With migration to Canada, he joined the JING MO KING FU CLUB in Toronto, headed by Sifu James Lore & Sifu Jack Chin. With the pressure of university studies in Guelph, his training was limited to once a week driving both ways from Guelph to Toronto. While in Guelph, he taught marital arts classes at the YMCA. He moved to Oklahoma in 1973 for a year and also held classes at the local YMCA. With his return to Canada, he resumed his training at the JING MO CLUB. He set up his private small animal clinic in Oakville in 1976 and started teaching in 1977. In 1985, he decided to establish the Oakville Martial Arts Club. In August 1988, the club changed DRAGON TIGER KUNG_FU CLUB in honor of the club by the same name established by his teachers in the Philippines. In 1985 he became the sole certified instructor in LAPUNTI Arnis de Abanico and authorized to teach LAPUNTI.
In 2002 he returned to Hong Kong and after 8 years of searching, he was fortunately able to meet Sifu Lee How Chuen (Patrick). In 2010, he started his formal studies in Fu style Pakua. In 2012, with consent from Sifu Patrick Lee, Jopet introduced Fu style Tai Chi pakua to the students of the Dragon Tiger Kung-fu Club.
Sifu Jopet is currently heading the Pronus Supinus System of Grand Master Johnny Cuiten and representing the Great Grand Master Lao Kim’s Dragon Tiger System.
“I HAVE FINALLY FOUND WHAT I WAS LOOKING FOR! Without Lee Sifu’s unselfish sharing of his wealth of knowledge of the FU STYLE Tai Chi-Pakua and the original WUDANG SWORD techniques I would have been unable to experience the wealth, beauty and luxury of this specific style”
DR. Jopet Laraya
From left to right: Sifu Dave Ellsmere and Sifu Jopet Laraya
Sifu Dave Ellsmere:
My interest in Kung Fu started through my Brother Ronald. We would watch all the old Kung fu movies and the TV series when I was about ten years old. I also had a friend who’s brother was a black belt in Shotokan Karate, he used us as training dummies and threw us around like rag dolls. These were my first exposures to the Martial Arts.

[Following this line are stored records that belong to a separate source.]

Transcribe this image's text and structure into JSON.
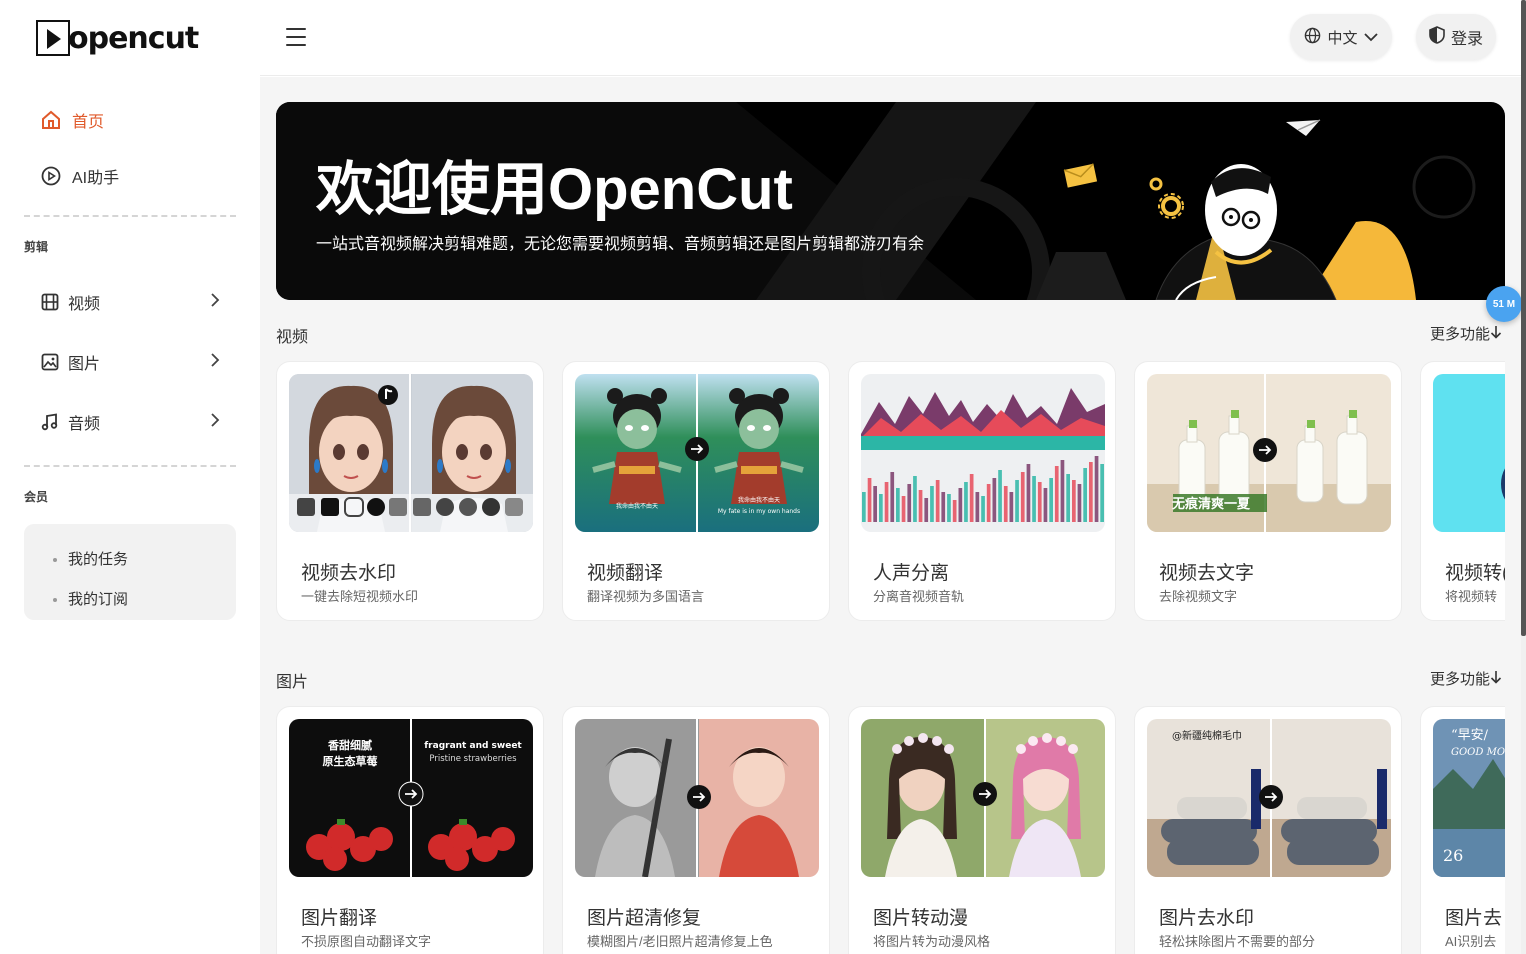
{
  "brand": {
    "logo_text": "opencut"
  },
  "sidebar": {
    "home": "首页",
    "ai": "AI助手",
    "edit_section": "剪辑",
    "edit_items": [
      {
        "label": "视频"
      },
      {
        "label": "图片"
      },
      {
        "label": "音频"
      }
    ],
    "member_section": "会员",
    "member_items": [
      {
        "label": "我的任务"
      },
      {
        "label": "我的订阅"
      }
    ]
  },
  "topbar": {
    "language": "中文",
    "login": "登录"
  },
  "banner": {
    "title": "欢迎使用OpenCut",
    "subtitle": "一站式音视频解决剪辑难题，无论您需要视频剪辑、音频剪辑还是图片剪辑都游刃有余"
  },
  "video_section": {
    "title": "视频",
    "more": "更多功能",
    "cards": [
      {
        "title": "视频去水印",
        "desc": "一键去除短视频水印"
      },
      {
        "title": "视频翻译",
        "desc": "翻译视频为多国语言"
      },
      {
        "title": "人声分离",
        "desc": "分离音视频音轨"
      },
      {
        "title": "视频去文字",
        "desc": "去除视频文字"
      },
      {
        "title": "视频转(",
        "desc": "将视频转"
      }
    ],
    "thumb_texts": {
      "translate_left": "我命由我不由天",
      "translate_right_1": "我命由我不由天",
      "translate_right_2": "My fate is in my own hands",
      "detext_overlay": "无痕清爽一夏"
    }
  },
  "image_section": {
    "title": "图片",
    "more": "更多功能",
    "cards": [
      {
        "title": "图片翻译",
        "desc": "不损原图自动翻译文字"
      },
      {
        "title": "图片超清修复",
        "desc": "模糊图片/老旧照片超清修复上色"
      },
      {
        "title": "图片转动漫",
        "desc": "将图片转为动漫风格"
      },
      {
        "title": "图片去水印",
        "desc": "轻松抹除图片不需要的部分"
      },
      {
        "title": "图片去",
        "desc": "AI识别去"
      }
    ],
    "thumb_texts": {
      "translate_left_1": "香甜细腻",
      "translate_left_2": "原生态草莓",
      "translate_right_1": "fragrant and sweet",
      "translate_right_2": "Pristine strawberries",
      "watermark_text": "@新疆纯棉毛巾",
      "poster_text_1": "“早安/",
      "poster_text_2": "GOOD MO",
      "poster_date": "26"
    }
  },
  "badge": "51 M",
  "colors": {
    "accent": "#e05a2b",
    "banner_bg": "#000000",
    "badge": "#4aa3f0"
  }
}
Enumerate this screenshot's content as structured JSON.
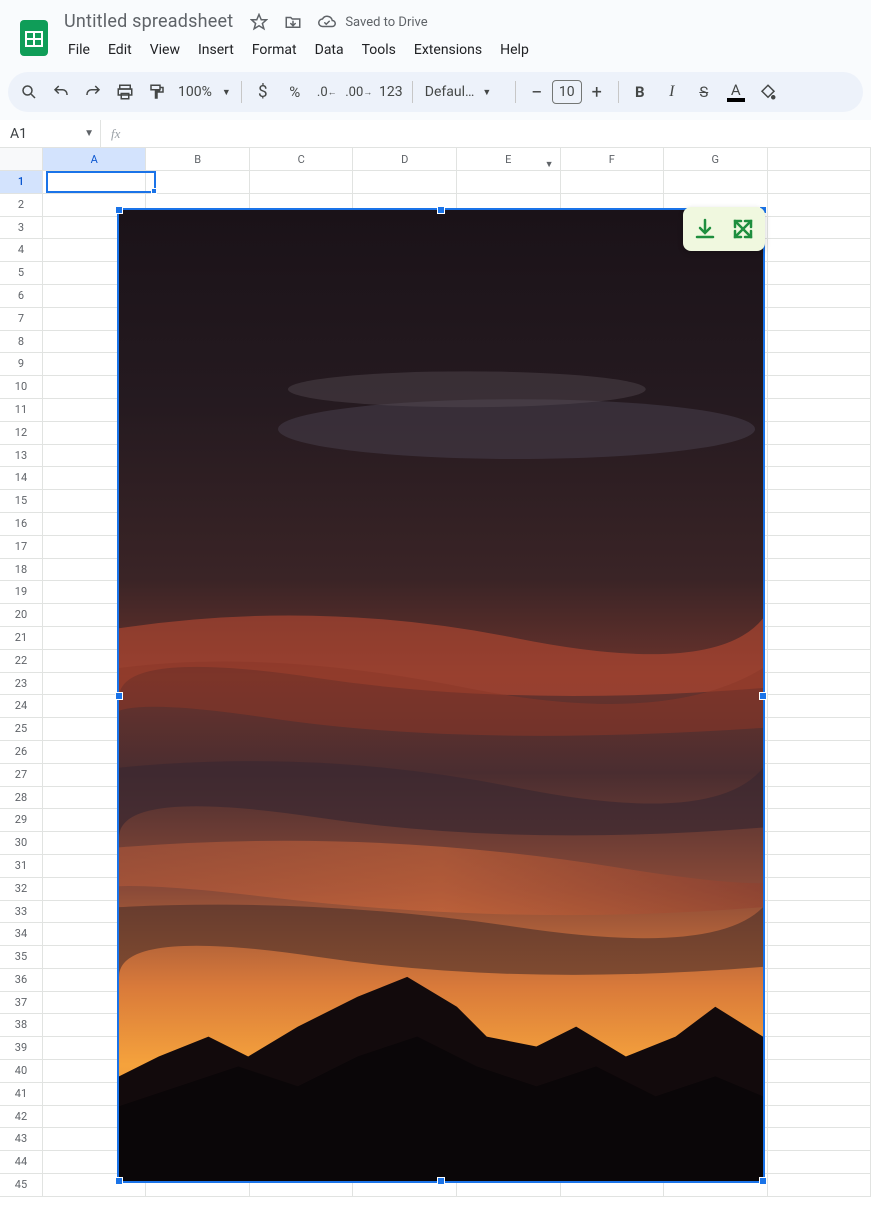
{
  "header": {
    "doc_title": "Untitled spreadsheet",
    "saved_status": "Saved to Drive"
  },
  "menu": {
    "items": [
      "File",
      "Edit",
      "View",
      "Insert",
      "Format",
      "Data",
      "Tools",
      "Extensions",
      "Help"
    ]
  },
  "toolbar": {
    "zoom": "100%",
    "number_format": "123",
    "font": "Defaul…",
    "font_size": "10"
  },
  "namebox": {
    "ref": "A1"
  },
  "grid": {
    "columns": [
      "A",
      "B",
      "C",
      "D",
      "E",
      "F",
      "G",
      ""
    ],
    "selected_col": "A",
    "filter_col": "E",
    "row_count": 45,
    "selected_row": 1
  }
}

In 1980, I was lucky to find a flyer for Kung Fu lessons at the Oakville Martial Arts Club. The guy in charge, Sifu Jopet Laraya was a veterinarian and said “come back tonight at 7:00 for class.” I didn’t know what I was in for. All of the other students were over twenty, and I was only twelve. The second time I went to class, I got the crap beaten out of me. Sparring was a regular and important part of class.

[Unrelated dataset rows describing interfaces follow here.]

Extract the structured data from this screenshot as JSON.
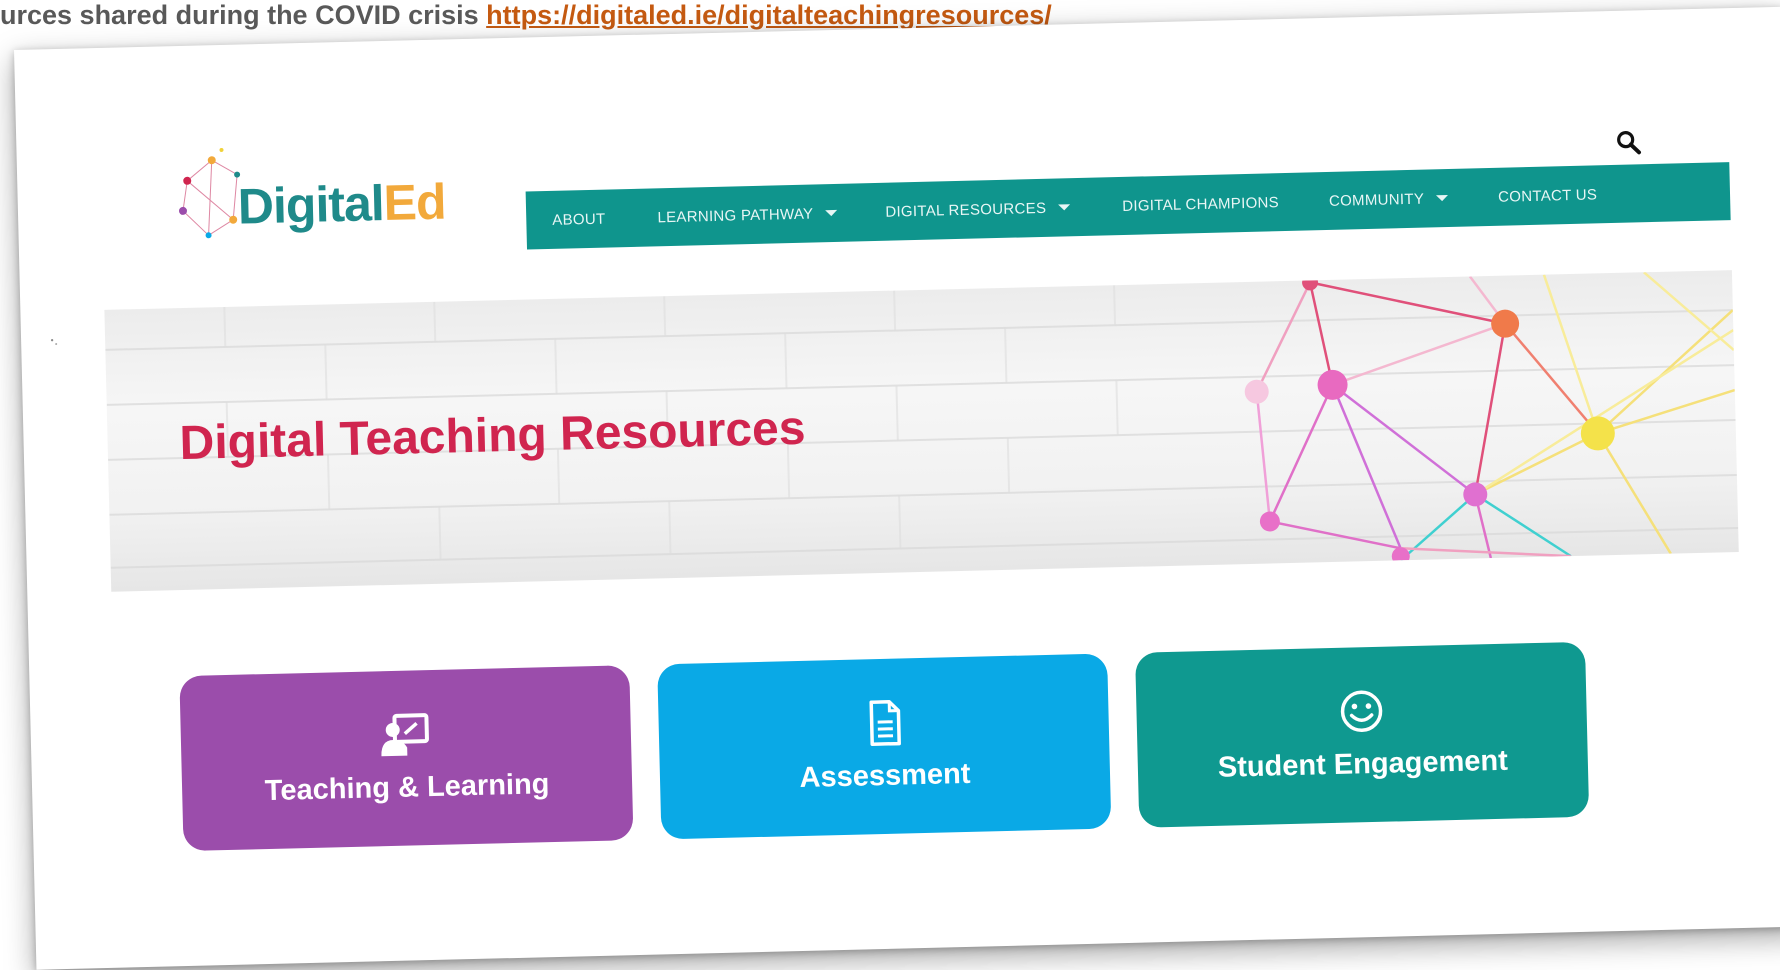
{
  "caption": {
    "text": "urces shared during the COVID crisis ",
    "link": "https://digitaled.ie/digitalteachingresources/"
  },
  "logo": {
    "part1": "Digital",
    "part2": "Ed",
    "colors": {
      "digital": "#1f8a8a",
      "ed": "#f2a93b"
    }
  },
  "header": {
    "search_icon": "search-icon"
  },
  "nav": {
    "background": "#0f958d",
    "items": [
      {
        "label": "ABOUT",
        "dropdown": false
      },
      {
        "label": "LEARNING PATHWAY",
        "dropdown": true
      },
      {
        "label": "DIGITAL RESOURCES",
        "dropdown": true
      },
      {
        "label": "DIGITAL CHAMPIONS",
        "dropdown": false
      },
      {
        "label": "COMMUNITY",
        "dropdown": true
      },
      {
        "label": "CONTACT US",
        "dropdown": false
      }
    ]
  },
  "hero": {
    "title": "Digital Teaching Resources",
    "title_color": "#d0254f"
  },
  "tiles": [
    {
      "label": "Teaching & Learning",
      "icon": "presentation-icon",
      "color": "#9b4dab"
    },
    {
      "label": "Assessment",
      "icon": "document-icon",
      "color": "#0aa9e6"
    },
    {
      "label": "Student Engagement",
      "icon": "smiley-icon",
      "color": "#0f9990"
    }
  ]
}
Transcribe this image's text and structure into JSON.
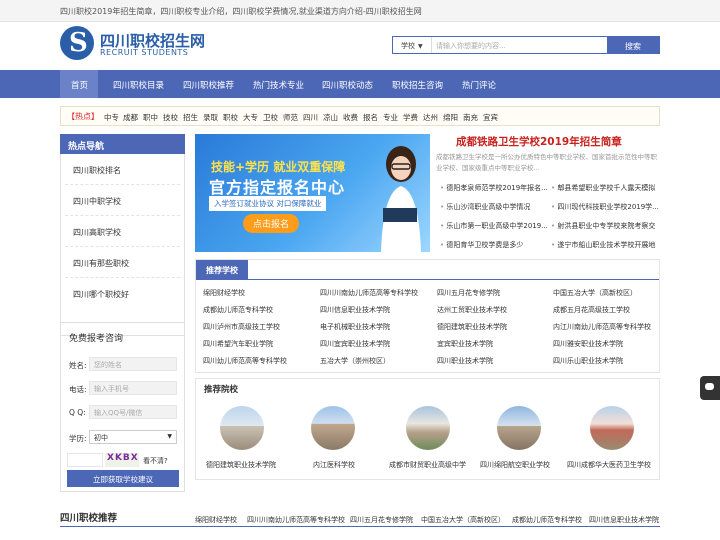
{
  "topbar": {
    "text": "四川职校2019年招生简章，四川职校专业介绍，四川职校学费情况,就业渠道方向介绍-四川职校招生网"
  },
  "logo": {
    "cn": "四川职校招生网",
    "en": "RECRUIT STUDENTS"
  },
  "search": {
    "select": "学校",
    "placeholder": "请输入你想要的内容...",
    "button": "搜索"
  },
  "nav": [
    "首页",
    "四川职校目录",
    "四川职校推荐",
    "热门技术专业",
    "四川职校动态",
    "职校招生咨询",
    "热门评论"
  ],
  "hot": {
    "tag": "【热点】",
    "keywords": [
      "中专",
      "成都",
      "职中",
      "技校",
      "招生",
      "录取",
      "职校",
      "大专",
      "卫校",
      "师范",
      "四川",
      "凉山",
      "收费",
      "报名",
      "专业",
      "学费",
      "达州",
      "绵阳",
      "南充",
      "宜宾"
    ]
  },
  "sidebar": {
    "title": "热点导航",
    "items": [
      "四川职校排名",
      "四川中职学校",
      "四川高职学校",
      "四川有那些职校",
      "四川哪个职校好"
    ]
  },
  "form": {
    "title": "免费报考咨询",
    "name_label": "姓名:",
    "name_ph": "您的姓名",
    "phone_label": "电话:",
    "phone_ph": "输入手机号",
    "qq_label": "Q Q:",
    "qq_ph": "输入QQ号/微信",
    "edu_label": "学历:",
    "edu_value": "初中",
    "captcha": "XKBX",
    "captcha_link": "看不清?",
    "submit": "立即获取学校建议"
  },
  "banner": {
    "line1": "技能+学历 就业双重保障",
    "line2": "官方指定报名中心",
    "line3": "入学签订就业协议 对口保障就业",
    "button": "点击报名"
  },
  "article": {
    "title": "成都铁路卫生学校2019年招生简章",
    "summary": "成都铁路卫生学校是一所公办优质特色中等职业学校、国家首批示范性中等职业学校、国家级重点中等职业学校...",
    "links": [
      "德阳孝泉师范学校2019年报名...",
      "郫县希望职业学校千人露天模拟",
      "乐山沙湾职业高级中学情况",
      "四川现代科技职业学校2019学...",
      "乐山市第一职业高级中学2019...",
      "射洪县职业中专学校来院考察交",
      "德阳育华卫校学费是多少",
      "遂宁市船山职业技术学校开展地"
    ]
  },
  "recommend": {
    "title": "推荐学校",
    "schools": [
      "绵阳财经学校",
      "四川川南幼儿师范高等专科学校",
      "四川五月花专修学院",
      "中国五冶大学（高新校区）",
      "成都幼儿师范专科学校",
      "四川信息职业技术学院",
      "达州工贸职业技术学校",
      "成都五月花高级技工学校",
      "四川泸州市高级技工学校",
      "电子机械职业技术学院",
      "德阳建筑职业技术学院",
      "内江川南幼儿师范高等专科学校",
      "四川希望汽车职业学院",
      "四川宜宾职业技术学院",
      "宜宾职业技术学院",
      "四川雅安职业技术学院",
      "四川幼儿师范高等专科学校",
      "五冶大学（崇州校区）",
      "四川职业技术学院",
      "四川乐山职业技术学院"
    ]
  },
  "colleges": {
    "title": "推荐院校",
    "items": [
      "德阳建筑职业技术学院",
      "内江医科学校",
      "成都市财贸职业高级中学",
      "四川绵阳航空职业学校",
      "四川成都华大医药卫生学校"
    ]
  },
  "bottom": {
    "title": "四川职校推荐",
    "links": [
      "绵阳财经学校",
      "四川川南幼儿师范高等专科学校",
      "四川五月花专修学院",
      "中国五冶大学（高新校区）",
      "成都幼儿师范专科学校",
      "四川信息职业技术学院"
    ]
  },
  "colors": {
    "primary": "#4c67b6",
    "accent": "#c8231e",
    "hot": "#d9232d"
  }
}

As the years passed the training got more intense. The Hung Kuen style is very demanding physically. Our training emphasized low horse stances, isometrics, and interplay of Dragon and Tiger movements. Sifu Jopet introduced me to Hung Gar, Karate, Tai Chi, Stick Fighting, and Esoteric Yoga.
In 1986 Sifu Jopet introduced me to Lore King Hung—“Sifu Jimmy” of the Jing Mo Kung Fu Club Toronto. It was there that I learned another Hung Kuen style: ‘Plum Blossom’ and Chinese Lion Dancing. At one point, Sifu Jimmy was the top lion dancer in North America. It was extremely humbling becoming his adopted grandson. He gave me the Chinese name “Quoc Xiao Long.”
In 2010 my Kung Fu brother Sensei John Rivers introduced me to his Jiu Jutsu teacher—Sensei Stewart. I trained with Sensei Rivers the art of grappling. I also studied Tae Kwon Do from Master Oii from Mississauga.
In 2014 I was introduced to Fu Style Pakua and Wudang sword from Sifu Jopet during his visits from Hong Kong. It was during these training experiences that the idea of restarting the Dragon Tiger Kung Fu club was born. I made the commitment then to keep the spirit of this rare style of Hung Kuen alive, and like a phoenix rising out of the ashes our young club is spreading the knowledge of Dragon Tiger and Pakua for all who want to learn.
On a final note, I would like to thank all of the masters who have instructed me and who have been such an important part of my journey. “I am humbled before you.” And to those who follow me, train hard because we all have a lot to live up to.
Sifu Dave Ellsmere